The product obtained in cane sugar mills, raw sugar, does not present qualityb enough chemically and microbiologically) to be used for as food for direct human consumption. Therefore, this product must be further purified to reach the quality demands in order to be considered a direct human food. This purification includes further technological steps globally named as "refining".
Simplified scheme of Cane Sugar Refining
Raw sugar is transported in bulk from sugar mills to refineries where it is stored. From stores, raw sugar is transported through belt conveyors to the Affination section. In this section, raw sugar is mixed with affination syrup at 76 oC, producing affination magma with 92 to 95 oBx. This magma is then centrifuged in
high-speed centrifugals with hot water washing (in some refineries continuous machines are used). During centrifugation sugar crystals are retained in the screen and syrup is separated from the raw sugar. The resulting sugar, affined sugar, is melted with sweet waters producing affination liquor, with a concentration between 65 and 68 oBx. Syrup separated during centrifugation is used to produce the affination magma (in the start up, if no syrup is available, hot water isused ). Excess of affination syrup will be sent to the Recovery section.
With a normal raw sugar (98.5 Polarization and colour around 4,000 IU), affination liquor will have a purity around 99.5 and a colour around 1,500 IU. Due to its high turbidity and due to suspended solids present, affination liquor must be clarified before decolourization. Clarification can be performed using one of three processes: filtration in press filters with filter aids; Carbonatation or Phosphatation.

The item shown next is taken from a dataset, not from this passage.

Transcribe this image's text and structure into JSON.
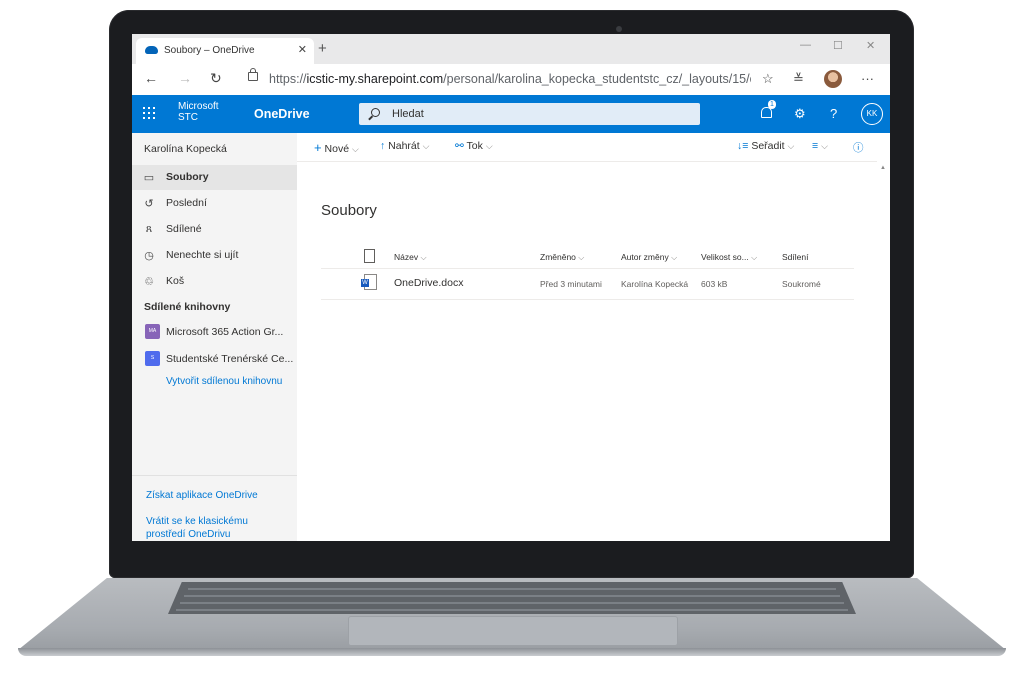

In the first process, a filter aid is added to the liquor and a filtration is made trough a pre-coat fixed in press filters. This system is very expensive and can be used only when the quantity of suspended solids is minimal. In Carbonatation the filter aid is produced by precipitation of calcium hydroxide with carbon dioxide. During precipitation some impurities and high molecular weight compounds in the liquor are removed by co-precipitation. After carbonatation, liquor is filtered to remove the precipitate formed.
In Phosphatation, phosphoric acid and calcium hydroxide is added to the liquor. The calcium phosphate formed will float on the liquor due to its low density. Floatation is enhanced by bubbling air through the liquor and using flocculants. Cationic polymers can be used in order to improve colourants removal. In clarifiers the precipitate is separated from the clarified liquor and a decolourization of 30 to 50% can be achieved.
Clarified liquor is then decolourized, before evaporation and crystallization. The main decolourizing systems are: ion exchange resins and Adsorbent Carbons, as granular carbons and bone char. Other auxiliary decolourizers can be used, as: powder activated carbons and oxidants as hydrogen peroxide and ozone.
After clarification and decolourization a clear liquor, named fine liquor, with 65 oBx and lower than 250 IU colour is obtained.
In order to save energy and to increase vacuum pan capacity, fine liquor must be concentrated to a higher brix value. This is done by evaporation, normally using a double effect evaporator. Concentrated liquor, named fine syrup, has a concentration around 68 oBx. Fine syrup is then crystallized to extract the maximum possible of sucrose in it.
In Crystallization, fine syrup is processed normally in three boiling scheme. The sugars produced with this boiling scheme are normally mixed producing a white sugar with an average colour around 35 IU.
Massecuite obtainied in crystallization process is centrifuged in high speed centrifugal machines where sugar is separated from mother liquor. After centrifugals, white sugar humidity is around 1.5%. Excess of water is removed in dryers contacting the wet sugar with hot air. Resulting dried sugar is then passed through two screens to remove lumps and fines. To remove bound moisture in sugar crystals, sugar is stored in conditioning silos where sugar is contacted with dry air at 40 oC , during 48 to 72 hours. After conditioning, refined white sugar is classified and prepared to be commercialized in bulk, in one ton containers, 50 kg bags, packets of 1, 2 kg, or other weight, or in small sachets.
The excess of syrups from Affination (affination syrup) or Crystallization (syrup IV) is crystallized in the Recovery section using a three boilings scheme (A, B, C). The result products of Recovery are: recovered sugar, which returns to Affination, and molasses that is discharged from the Refining process.
Cane Sugar Handbook, 1977, Meade - Chen, Chapters 18 and 19, Tenth
Edition,John Wiley & Sons, Inc
Handbook of Sugar Refining, 2000, Ed. C. C. Chou, Pub. John Wiley & Sons
Technology for Sugar Refinery Workers, Oliver Lyle, Chapman & Hall Ltd, Third